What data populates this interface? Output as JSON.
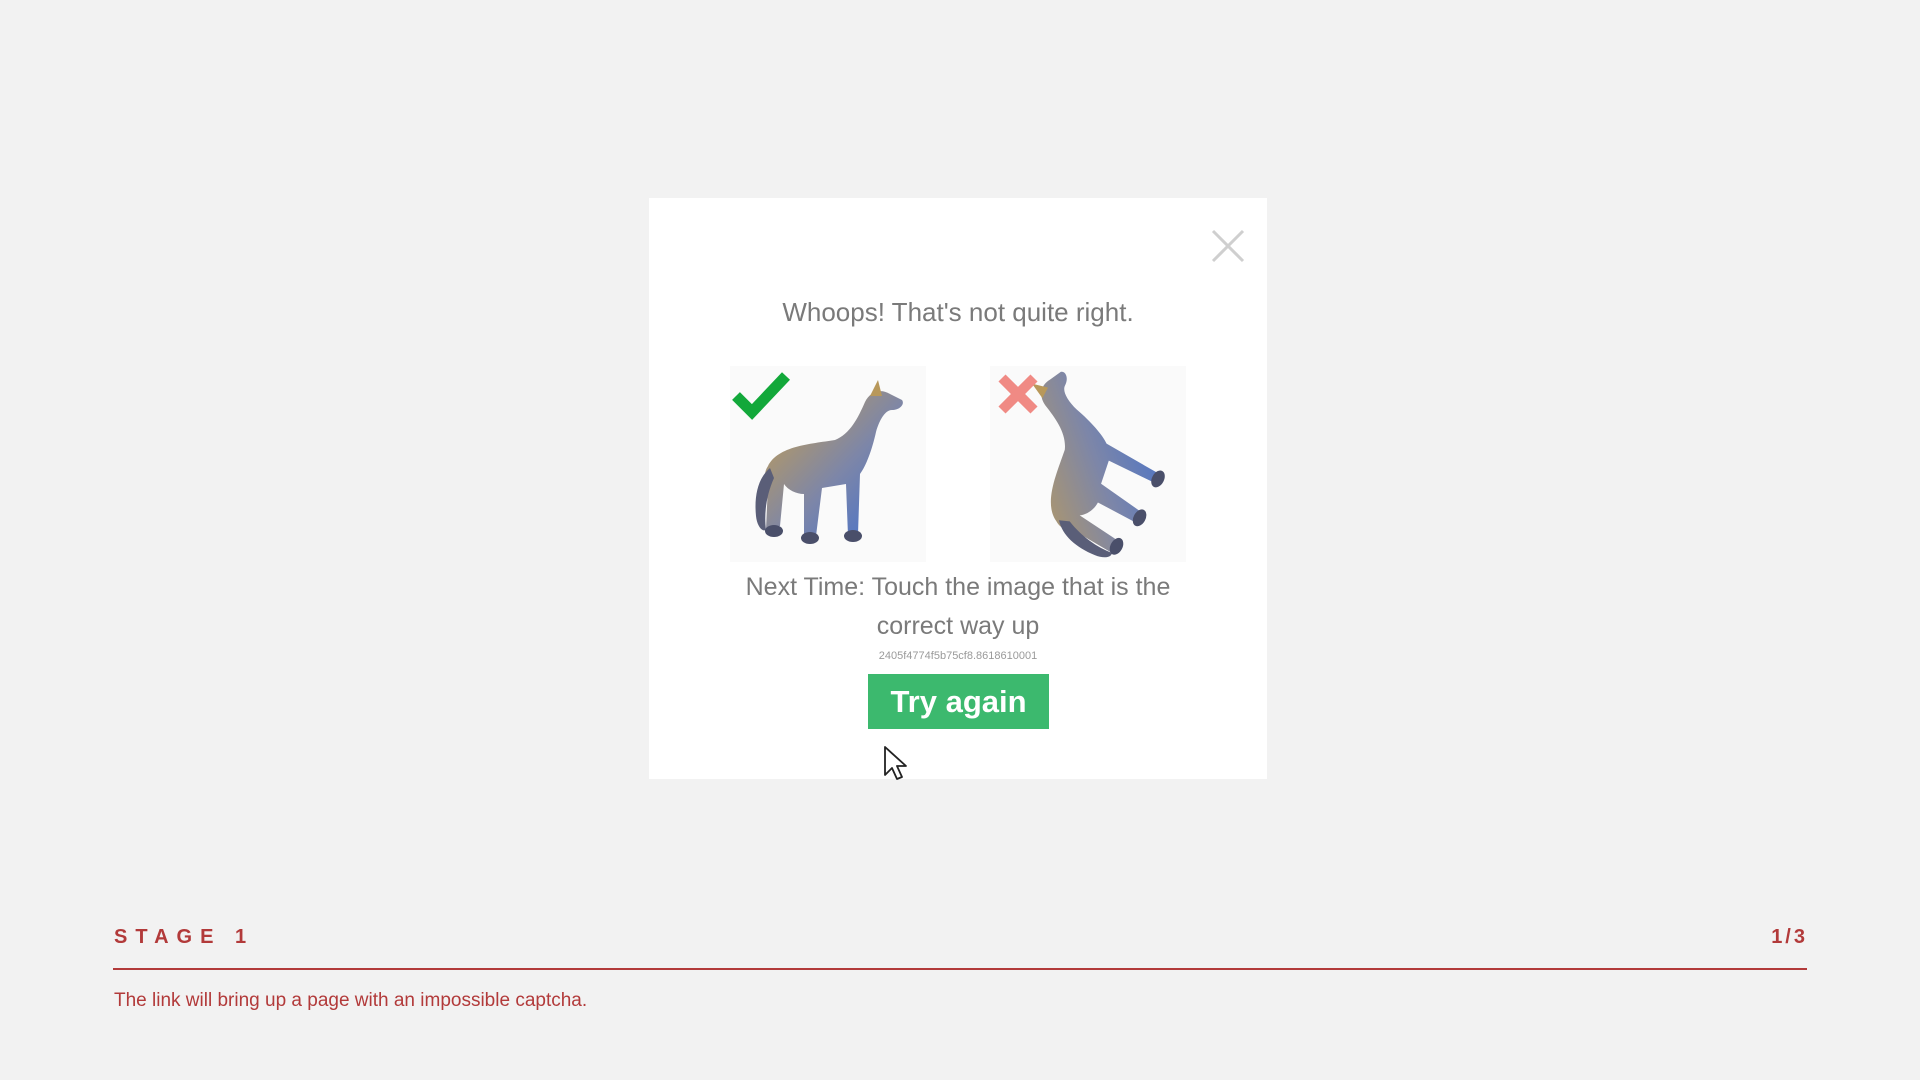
{
  "modal": {
    "title": "Whoops! That's not quite right.",
    "instruction": "Next Time: Touch the image that is the correct way up",
    "code": "2405f4774f5b75cf8.8618610001",
    "try_again_label": "Try again",
    "icons": {
      "close": "close-icon",
      "correct": "checkmark-icon",
      "wrong": "cross-icon"
    },
    "colors": {
      "button": "#3cb96e",
      "check": "#12a83a",
      "cross": "#f08a84"
    }
  },
  "footer": {
    "stage": "STAGE 1",
    "counter": "1/3",
    "caption": "The link will bring up a page with an impossible captcha.",
    "accent": "#b23a3a"
  }
}
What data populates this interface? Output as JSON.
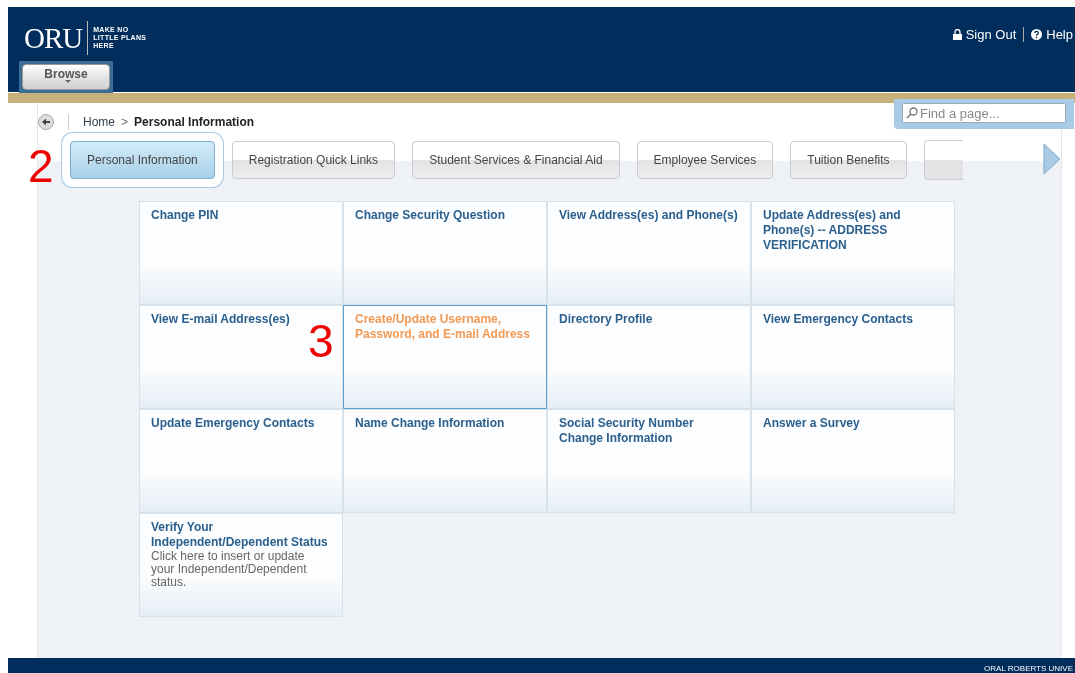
{
  "header": {
    "logo": "ORU",
    "tagline": [
      "MAKE NO",
      "LITTLE PLANS",
      "HERE"
    ],
    "browse": "Browse",
    "links": [
      {
        "kind": "lock",
        "label": "Sign Out"
      },
      {
        "kind": "help",
        "label": "Help"
      }
    ]
  },
  "search": {
    "placeholder": "Find a page..."
  },
  "breadcrumb": {
    "home": "Home",
    "separator": ">",
    "current": "Personal Information"
  },
  "tabs": [
    {
      "label": "Personal Information",
      "selected": true
    },
    {
      "label": "Registration Quick Links",
      "selected": false
    },
    {
      "label": "Student Services & Financial Aid",
      "selected": false
    },
    {
      "label": "Employee Services",
      "selected": false
    },
    {
      "label": "Tuition Benefits",
      "selected": false
    }
  ],
  "tiles": [
    {
      "title": "Change PIN",
      "selected": false
    },
    {
      "title": "Change Security Question",
      "selected": false
    },
    {
      "title": "View Address(es) and Phone(s)",
      "selected": false
    },
    {
      "title": "Update Address(es) and Phone(s) -- ADDRESS VERIFICATION",
      "selected": false
    },
    {
      "title": "View E-mail Address(es)",
      "selected": false
    },
    {
      "title": "Create/Update Username, Password, and E-mail Address",
      "selected": true
    },
    {
      "title": "Directory Profile",
      "selected": false
    },
    {
      "title": "View Emergency Contacts",
      "selected": false
    },
    {
      "title": "Update Emergency Contacts",
      "selected": false
    },
    {
      "title": "Name Change Information",
      "selected": false
    },
    {
      "title": "Social Security Number Change Information",
      "selected": false
    },
    {
      "title": "Answer a Survey",
      "selected": false
    },
    {
      "title": "Verify Your Independent/Dependent Status",
      "description": "Click here to insert or update your Independent/Dependent status.",
      "selected": false
    }
  ],
  "annotations": [
    "2",
    "3"
  ],
  "footer": {
    "text": "ORAL ROBERTS UNIVE"
  }
}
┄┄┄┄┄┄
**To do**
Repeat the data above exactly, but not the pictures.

**Answer area**
What data populates this interface? Output as JSON.
{
  "modal": {
    "title": "Whoops! That's not quite right.",
    "instruction": "Next Time: Touch the image that is the correct way up",
    "code": "2405f4774f5b75cf8.8618610001",
    "try_again_label": "Try again",
    "icons": {
      "close": "close-icon",
      "correct": "checkmark-icon",
      "wrong": "cross-icon"
    },
    "colors": {
      "button": "#3cb96e",
      "check": "#12a83a",
      "cross": "#f08a84"
    }
  },
  "footer": {
    "stage": "STAGE 1",
    "counter": "1/3",
    "caption": "The link will bring up a page with an impossible captcha.",
    "accent": "#b23a3a"
  }
}
What data populates this interface? Output as JSON.
{
  "header": {
    "logo": "ORU",
    "tagline": [
      "MAKE NO",
      "LITTLE PLANS",
      "HERE"
    ],
    "browse": "Browse",
    "links": [
      {
        "kind": "lock",
        "label": "Sign Out"
      },
      {
        "kind": "help",
        "label": "Help"
      }
    ]
  },
  "search": {
    "placeholder": "Find a page..."
  },
  "breadcrumb": {
    "home": "Home",
    "separator": ">",
    "current": "Personal Information"
  },
  "tabs": [
    {
      "label": "Personal Information",
      "selected": true
    },
    {
      "label": "Registration Quick Links",
      "selected": false
    },
    {
      "label": "Student Services & Financial Aid",
      "selected": false
    },
    {
      "label": "Employee Services",
      "selected": false
    },
    {
      "label": "Tuition Benefits",
      "selected": false
    }
  ],
  "tiles": [
    {
      "title": "Change PIN",
      "selected": false
    },
    {
      "title": "Change Security Question",
      "selected": false
    },
    {
      "title": "View Address(es) and Phone(s)",
      "selected": false
    },
    {
      "title": "Update Address(es) and Phone(s) -- ADDRESS VERIFICATION",
      "selected": false
    },
    {
      "title": "View E-mail Address(es)",
      "selected": false
    },
    {
      "title": "Create/Update Username, Password, and E-mail Address",
      "selected": true
    },
    {
      "title": "Directory Profile",
      "selected": false
    },
    {
      "title": "View Emergency Contacts",
      "selected": false
    },
    {
      "title": "Update Emergency Contacts",
      "selected": false
    },
    {
      "title": "Name Change Information",
      "selected": false
    },
    {
      "title": "Social Security Number Change Information",
      "selected": false
    },
    {
      "title": "Answer a Survey",
      "selected": false
    },
    {
      "title": "Verify Your Independent/Dependent Status",
      "description": "Click here to insert or update your Independent/Dependent status.",
      "selected": false
    }
  ],
  "annotations": [
    "2",
    "3"
  ],
  "footer": {
    "text": "ORAL ROBERTS UNIVE"
  }
}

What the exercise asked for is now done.